I'm especially excited about The Winter's Tale, which I've never seen onstage. It's surely one of the oddest plays in the Shakespearean canon; "exit pursued by a bear" is but one of its interpretive challenges. So I am very eager to see what this cross-Atlantic cast and creative team will make of it. I am a bit more apprehensive about the first of the two plays, Chekhov's The Cherry Orchard, but only because Chekhov is like the proverbial little girl my grandmother used to cite: when it's good, it's very, very good, but when it's bad, it's horrid. I have seen The Cherry Orchard performed once before, at the National Theatre in London in 2001. It wasn't one of those scarring bad-Chekhov experiences, but I honestly don't remember much about it, except that my friends and I bought student rush tickets and were disappointed to learn that the several Redgraves in the cast were all taking that performance off. I hope for better luck this time around.
One of the actors I'd be sorry to miss in these productions is Richard Easton, whom I saw at a restaurant a few weeks back. I pointed him out to the husband and told him to consider it an advance actor-sighting -- "You don't recognize him now, but you will!" Easton is one of the many reasons I have high hopes for this ambitious project. Take, for example, his remarks about repertory theatre in this New York Times article: “'You give a more total performance in each role,' [Easton] said, 'because you don’t have to spend all your expertise in either one.'” I thought that was pretty insightful.
Less insightful and promising was this passage from the same article:
The project treats accent as many theaters now treat race, as an opportunity to rethink great roles. In “The Winter’s Tale” the actors’ backgrounds are exploited for effect: Europeans play the urbane Sicilians, North Americans the rustic Bohemians. In Chekhov’s “Cherry Orchard” the distribution is less programmatic; Mr. Mendes is even allowing some American actors to experiment with British accents, and vice versa.Well, no; they'd be speaking Russian. To have your characters speaking English with Russian accents would just be stupid. And as I know Sam Mendes is a smart and capable director, I can't quite figure out why he would say that, or why anyone would quote it uncritically.
In doing so he invites the wrath of critics who still think that color-blind casting, let alone accent-blind casting, violates the supposed realism of the stage. “It’s important that the agenda is set not about how people talk,” Mr. Mendes explained. “Theater is not film; it’s a poetic world. If it weren’t, everyone in ‘Cherry Orchard’ should be using a Russian accent.”
I sincerely hope that this article is doing a disservice to The Bridge Project in describing how it plans to deal with the "accent" question, because what's described above is a self-contradictory mess. It's not "accent-blind" (and shouldn't that be "accent-deaf"?) to use real-life nationality to determine how you cast characters in Shakespeare's fairy-tale world.
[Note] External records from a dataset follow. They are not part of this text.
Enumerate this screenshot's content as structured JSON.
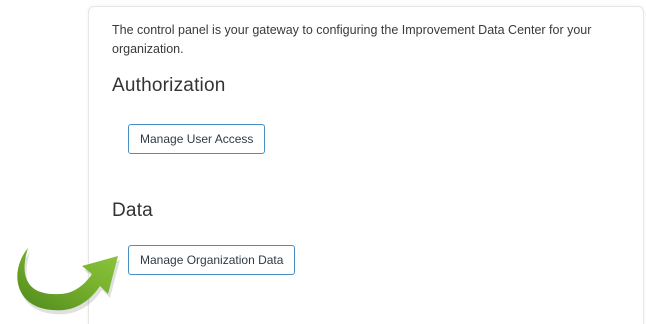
{
  "intro_text": "The control panel is your gateway to configuring the Improvement Data Center for your organization.",
  "sections": {
    "authorization": {
      "title": "Authorization",
      "button_label": "Manage User Access"
    },
    "data": {
      "title": "Data",
      "button_label": "Manage Organization Data"
    }
  },
  "colors": {
    "button_border": "#4a8fc4",
    "arrow_green": "#7ab32e",
    "arrow_green_dark": "#4f8a1c"
  },
  "icons": {
    "pointer": "curved-arrow-icon"
  }
}
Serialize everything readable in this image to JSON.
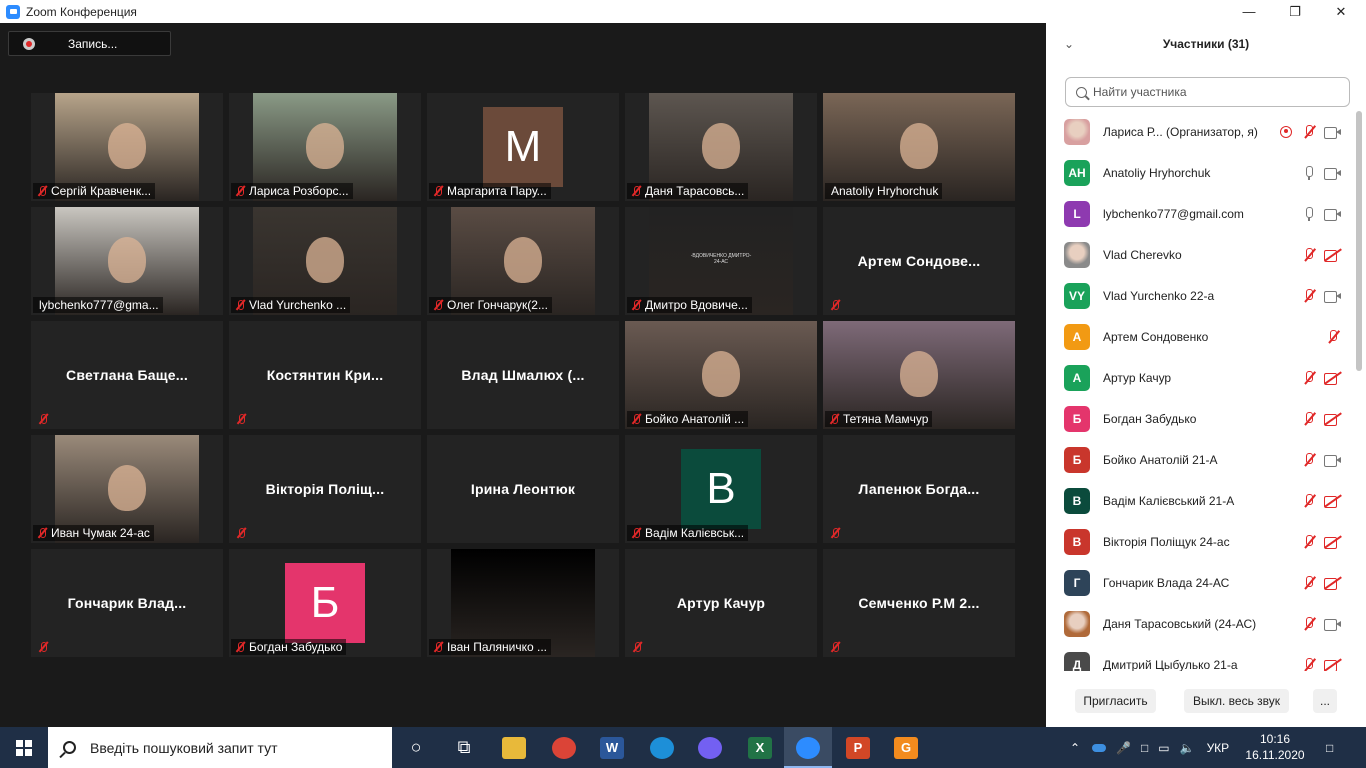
{
  "window": {
    "title": "Zoom Конференция",
    "controls": [
      "—",
      "❐",
      "✕"
    ]
  },
  "record_button": {
    "label": "Запись..."
  },
  "video_tiles": [
    {
      "name": "Сергій Кравченк...",
      "kind": "video",
      "muted": true,
      "color": "#b7a48a"
    },
    {
      "name": "Лариса Розборс...",
      "kind": "video",
      "muted": true,
      "color": "#8a9a86"
    },
    {
      "name": "Маргарита Пару...",
      "kind": "avatar",
      "letter": "M",
      "muted": true,
      "color": "#6b4a3a"
    },
    {
      "name": "Даня Тарасовсь...",
      "kind": "video",
      "muted": true,
      "color": "#5d5650"
    },
    {
      "name": "Anatoliy Hryhorchuk",
      "kind": "video",
      "muted": false,
      "active": true,
      "color": "#7a6656"
    },
    {
      "name": "lybchenko777@gma...",
      "kind": "video",
      "muted": false,
      "color": "#c9c6c0"
    },
    {
      "name": "Vlad Yurchenko ...",
      "kind": "video",
      "muted": true,
      "color": "#3a3530"
    },
    {
      "name": "Олег Гончарук(2...",
      "kind": "video",
      "muted": true,
      "color": "#5a4c44"
    },
    {
      "name": "Дмитро Вдовиче...",
      "kind": "video",
      "muted": true,
      "color": "#222222"
    },
    {
      "name": "Артем Сондове...",
      "kind": "name",
      "muted": true
    },
    {
      "name": "Светлана Баще...",
      "kind": "name",
      "muted": true
    },
    {
      "name": "Костянтин Кри...",
      "kind": "name",
      "muted": true
    },
    {
      "name": "Влад Шмалюх (...",
      "kind": "name",
      "muted": false
    },
    {
      "name": "Бойко Анатолій ...",
      "kind": "video",
      "muted": true,
      "wide": true,
      "color": "#6a5a52"
    },
    {
      "name": "Тетяна Мамчур",
      "kind": "video",
      "muted": true,
      "wide": true,
      "color": "#7e6a78"
    },
    {
      "name": "Иван Чумак 24-ас",
      "kind": "video",
      "muted": true,
      "color": "#9a8a7a"
    },
    {
      "name": "Вікторія Поліщ...",
      "kind": "name",
      "muted": true
    },
    {
      "name": "Ірина Леонтюк",
      "kind": "name",
      "muted": false
    },
    {
      "name": "Вадім Калієвськ...",
      "kind": "avatar",
      "letter": "B",
      "muted": true,
      "color": "#0b4b3c"
    },
    {
      "name": "Лапенюк Богда...",
      "kind": "name",
      "muted": true
    },
    {
      "name": "Гончарик Влад...",
      "kind": "name",
      "muted": true
    },
    {
      "name": "Богдан Забудько",
      "kind": "avatar",
      "letter": "Б",
      "muted": true,
      "color": "#e4356c"
    },
    {
      "name": "Іван Паляничко ...",
      "kind": "video",
      "muted": true,
      "color": "#000000"
    },
    {
      "name": "Артур Качур",
      "kind": "name",
      "muted": true
    },
    {
      "name": "Семченко Р.М 2...",
      "kind": "name",
      "muted": true
    }
  ],
  "tile_sublabel": "-ВДОВИЧЕНКО ДМИТРО-\n24-АС",
  "participants_panel": {
    "title": "Участники (31)",
    "search_placeholder": "Найти участника",
    "participants": [
      {
        "name": "Лариса Р...  (Организатор, я)",
        "avatar": "",
        "avatar_color": "#d8a0a0",
        "photo": true,
        "host": true,
        "mic": "off",
        "cam": "on"
      },
      {
        "name": "Anatoliy Hryhorchuk",
        "avatar": "AH",
        "avatar_color": "#1aa25a",
        "mic": "on",
        "cam": "on"
      },
      {
        "name": "lybchenko777@gmail.com",
        "avatar": "L",
        "avatar_color": "#8e3ab0",
        "mic": "on",
        "cam": "on"
      },
      {
        "name": "Vlad Cherevko",
        "avatar": "",
        "avatar_color": "#8a8a8a",
        "photo": true,
        "mic": "off",
        "cam": "off"
      },
      {
        "name": "Vlad Yurchenko 22-a",
        "avatar": "VY",
        "avatar_color": "#1aa25a",
        "mic": "off",
        "cam": "on"
      },
      {
        "name": "Артем Сондовенко",
        "avatar": "А",
        "avatar_color": "#f29a13",
        "mic": "off",
        "cam": "none"
      },
      {
        "name": "Артур Качур",
        "avatar": "А",
        "avatar_color": "#1aa25a",
        "mic": "off",
        "cam": "off"
      },
      {
        "name": "Богдан Забудько",
        "avatar": "Б",
        "avatar_color": "#e4356c",
        "mic": "off",
        "cam": "off"
      },
      {
        "name": "Бойко Анатолій 21-А",
        "avatar": "Б",
        "avatar_color": "#c9362c",
        "mic": "off",
        "cam": "on"
      },
      {
        "name": "Вадім Калієвський 21-А",
        "avatar": "В",
        "avatar_color": "#0b4b3c",
        "mic": "off",
        "cam": "off"
      },
      {
        "name": "Вікторія Поліщук 24-ас",
        "avatar": "В",
        "avatar_color": "#c9362c",
        "mic": "off",
        "cam": "off"
      },
      {
        "name": "Гончарик Влада 24-АС",
        "avatar": "Г",
        "avatar_color": "#2e4459",
        "mic": "off",
        "cam": "off"
      },
      {
        "name": "Даня Тарасовський (24-АС)",
        "avatar": "",
        "avatar_color": "#b06a3a",
        "photo": true,
        "mic": "off",
        "cam": "on"
      },
      {
        "name": "Дмитрий Цыбулько 21-а",
        "avatar": "Д",
        "avatar_color": "#4a4a4a",
        "mic": "off",
        "cam": "off"
      }
    ],
    "footer": {
      "invite": "Пригласить",
      "mute_all": "Выкл. весь звук",
      "more": "..."
    }
  },
  "taskbar": {
    "search_text": "Введіть пошуковий запит тут",
    "apps": [
      {
        "icon": "cortana-icon",
        "glyph": "○",
        "color": "transparent"
      },
      {
        "icon": "task-view-icon",
        "glyph": "⧉",
        "color": "transparent"
      },
      {
        "icon": "file-explorer-icon",
        "glyph": "",
        "color": "#e8b93a"
      },
      {
        "icon": "chrome-icon",
        "glyph": "",
        "color": "#db4437"
      },
      {
        "icon": "word-icon",
        "glyph": "W",
        "color": "#2b579a"
      },
      {
        "icon": "edge-icon",
        "glyph": "",
        "color": "#1d8fd8"
      },
      {
        "icon": "viber-icon",
        "glyph": "",
        "color": "#7360f2"
      },
      {
        "icon": "excel-icon",
        "glyph": "X",
        "color": "#217346"
      },
      {
        "icon": "zoom-icon",
        "glyph": "",
        "color": "#2d8cff",
        "active": true
      },
      {
        "icon": "powerpoint-icon",
        "glyph": "P",
        "color": "#d24726"
      },
      {
        "icon": "pdf-app-icon",
        "glyph": "G",
        "color": "#f28b1e"
      }
    ],
    "language": "УКР",
    "time": "10:16",
    "date": "16.11.2020"
  }
}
And it's not "accent-blind" if you're "allowing" actors to "experiment" with nonnative accents (egad!). I also hope it's Jesse Green (the author of this article) and not Mendes who thought of likening so-called color-blind casting and the use of accents in performance, because the comparison is misleading and not at all apt. Everything about those two paragraphs distresses me.
Setting aside the issue of race, which is much too complicated in itself to shed any direct light on the question of accents: the reason Mendes and his company have to think about accents at all is that they do have meaning. They signify something to an audience -- maybe different things to different audiences. The challenge is to figure out how they're affecting these particular incarnations of these particular texts. If everyone onstage is speaking in the same accent, or even the same group of accents, the audience will know the accent isn't meant to carry weight. If everyone onstage speaks in his or her native accent, the audience can probably be convinced to ignore that too. But if you're mixing up British and American accents for the sake of it, or if you're using the accents to divide one group of characters from another, you're asking the audience to pay attention. It's an insult to the intelligence of theatregoers to suggest that accent is a trivial detail and it's about time we got over it.
Really, if you must make a comparison, accents function much more like costumes than like actors' ethnicity. You could have everyone onstage dress in a similar, simple style -- say, all black. That would signal to the audience not to pay attention to how the actors are dressed. You could have the cast wear street clothes and accomplish the same thing (with more difficulty). But if you have everyone dressed in completely different styles and historical periods, you're deliberately calling the audience's attention to the costumes, and in that case you better know what you're doing, or you'll end up with a confusing mess.
That said, I have more faith in Sam Mendes than I do in NYT arts reporters, so here's hoping that faith is rewarded. I'm seeing The Cherry Orchard tomorrow, and looking forward to filing a report!